In Ohio, like most states, residents may easily access a public database of disciplinary records involving any educator licensed to teach our youth in the state of Ohio.
Same goes for medical doctors, psychologists, dentists and even lawyers who practice here.
Easy public access to this information is critical. We all need to be informed of those we trust to care for us and our children.
Yet, across America, complaints against police officers are often kept secret. There is no massive database of disciplinary records or complaints of misconduct.
Former Minneapolis Officer Derek Chauvin, well-known now for images of him pressing his knee into the neck of an arrested and face-down George Floyd who ultimately died, had more than a dozen misconduct complaints against him.
Likewise, the Associated Press reported last week, Daniel Pantaleo, the New York City officer who seized Eric Garner in a deadly chokehold, had eight. Ryan Pownall, a Philadelphia officer facing murder charges in the shooting of David Jones, had 15 over five years, the AP reported.
The public knew nothing about these complaints until the victims’ deaths.
Just like we have the right to know if our dentist has faced accusations or discipline for some egregious act, the public also should have access to information on local police officers.
So, now as communities, states and the U.S. as a whole, consider ways to reform America’s police forces, perhaps the most important thing that needs to be addressed is easing public access to complaints and / or discipline stemming from things like excessive force, harassment or other misconduct.
On the federal level, congressional reform bills from both Democrats and Republicans in Congress would make officers’ disciplinary records public and create a national database of allegations.
The idea is sound, but the process will not be simple.
It almost certainly will face challenges from police unions and their lobbyists. There will be technical challenges to work through. Each police officer follows different rules instituted and enforced locally. Likewise, each department’s labor contract has been negotiated and approved on the local level with unique caveats.
Some will argue that unfettered release of police personnel records will allow unstable people to target police officers and our families for harassment or worse. And what happens when an unsubstantiated or frivolous allegation is made?
In Ohio, police personnel files as well as brutality complaints are public record, but reputable journalists understand that this information may be frivolous and must be reported to the public with care and balance so as not to libel an officer or show him or her in a bad light, particularly before an investigation is closed.
Still, it should be reported because the public does have a right to know.
Just last week in New York, Gov. Andrew Cuomo signed into law a sweeping package of police accountability measures, including one allowing the release of officers’ long-withheld disciplinary records.
The laws will ban police chokeholds, make it easier to sue people who call police on others without good reason, and set up a special prosecutor’s office to investigate the deaths in or after police custody.
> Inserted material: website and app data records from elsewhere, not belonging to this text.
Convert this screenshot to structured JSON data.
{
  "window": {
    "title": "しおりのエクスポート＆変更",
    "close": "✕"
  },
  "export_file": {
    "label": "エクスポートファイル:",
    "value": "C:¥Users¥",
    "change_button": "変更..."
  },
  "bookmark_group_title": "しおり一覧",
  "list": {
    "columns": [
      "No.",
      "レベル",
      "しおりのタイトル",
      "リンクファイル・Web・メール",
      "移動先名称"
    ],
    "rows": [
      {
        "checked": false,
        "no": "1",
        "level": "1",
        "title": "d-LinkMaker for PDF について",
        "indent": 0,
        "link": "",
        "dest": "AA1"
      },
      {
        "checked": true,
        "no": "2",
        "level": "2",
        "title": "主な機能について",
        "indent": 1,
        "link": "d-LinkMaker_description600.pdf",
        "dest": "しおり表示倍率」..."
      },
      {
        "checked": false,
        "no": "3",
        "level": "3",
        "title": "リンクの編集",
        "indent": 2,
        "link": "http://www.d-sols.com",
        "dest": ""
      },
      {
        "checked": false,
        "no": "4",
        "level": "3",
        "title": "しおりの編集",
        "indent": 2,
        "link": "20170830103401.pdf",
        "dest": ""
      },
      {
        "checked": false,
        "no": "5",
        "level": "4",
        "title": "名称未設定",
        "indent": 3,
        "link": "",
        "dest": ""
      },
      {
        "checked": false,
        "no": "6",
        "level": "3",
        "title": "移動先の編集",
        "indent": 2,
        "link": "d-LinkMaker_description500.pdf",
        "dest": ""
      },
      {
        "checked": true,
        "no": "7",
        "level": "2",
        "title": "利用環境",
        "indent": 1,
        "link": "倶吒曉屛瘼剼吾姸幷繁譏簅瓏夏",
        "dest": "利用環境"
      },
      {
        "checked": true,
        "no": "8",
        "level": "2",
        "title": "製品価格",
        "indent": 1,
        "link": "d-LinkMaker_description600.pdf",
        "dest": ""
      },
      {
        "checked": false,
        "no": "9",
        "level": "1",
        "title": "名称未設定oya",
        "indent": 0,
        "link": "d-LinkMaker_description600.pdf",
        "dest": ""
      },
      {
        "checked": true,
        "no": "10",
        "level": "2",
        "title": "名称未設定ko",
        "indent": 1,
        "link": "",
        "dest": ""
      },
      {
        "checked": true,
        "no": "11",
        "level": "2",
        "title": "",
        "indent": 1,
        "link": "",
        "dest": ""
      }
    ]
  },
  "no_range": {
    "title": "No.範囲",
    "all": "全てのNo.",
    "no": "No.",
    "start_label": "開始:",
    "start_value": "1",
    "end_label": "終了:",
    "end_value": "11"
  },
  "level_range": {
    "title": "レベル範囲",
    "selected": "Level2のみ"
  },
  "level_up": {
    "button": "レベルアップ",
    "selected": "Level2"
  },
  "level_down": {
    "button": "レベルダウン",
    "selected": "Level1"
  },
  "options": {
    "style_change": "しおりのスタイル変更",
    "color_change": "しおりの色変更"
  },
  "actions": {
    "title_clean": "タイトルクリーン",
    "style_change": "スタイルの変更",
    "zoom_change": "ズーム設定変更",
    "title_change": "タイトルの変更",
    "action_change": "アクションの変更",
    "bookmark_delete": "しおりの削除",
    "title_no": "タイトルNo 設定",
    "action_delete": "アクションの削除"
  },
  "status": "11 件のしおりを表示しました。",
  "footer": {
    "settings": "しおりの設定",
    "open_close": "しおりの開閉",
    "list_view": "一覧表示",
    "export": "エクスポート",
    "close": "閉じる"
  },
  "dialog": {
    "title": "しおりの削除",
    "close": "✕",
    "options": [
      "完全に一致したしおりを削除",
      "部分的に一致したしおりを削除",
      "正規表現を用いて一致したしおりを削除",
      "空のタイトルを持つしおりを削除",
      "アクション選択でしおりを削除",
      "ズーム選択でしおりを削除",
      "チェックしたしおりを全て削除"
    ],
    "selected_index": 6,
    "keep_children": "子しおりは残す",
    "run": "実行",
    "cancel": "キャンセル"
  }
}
It also repealed a state law long used to block the release of police disciplinary records over concerns about officers’ privacy.
Eliminating that law will make officer complaints, transcripts and final dispositions of disciplinary proceedings public for the first time in decades.
These ideas are some of the things meant by increasingly common calls for “police reform,” and, in my opinion, are a long ways better than other ridiculous calls for “defunding” or even eliminating police departments. Some, I believe, view “defunding” as a form of punishment to all police officers in the wake of George Floyd’s death, but in the end, it will end up being more of a hazard — punishment, if you will — for the residents who count on police to be there when they call 9-1-1.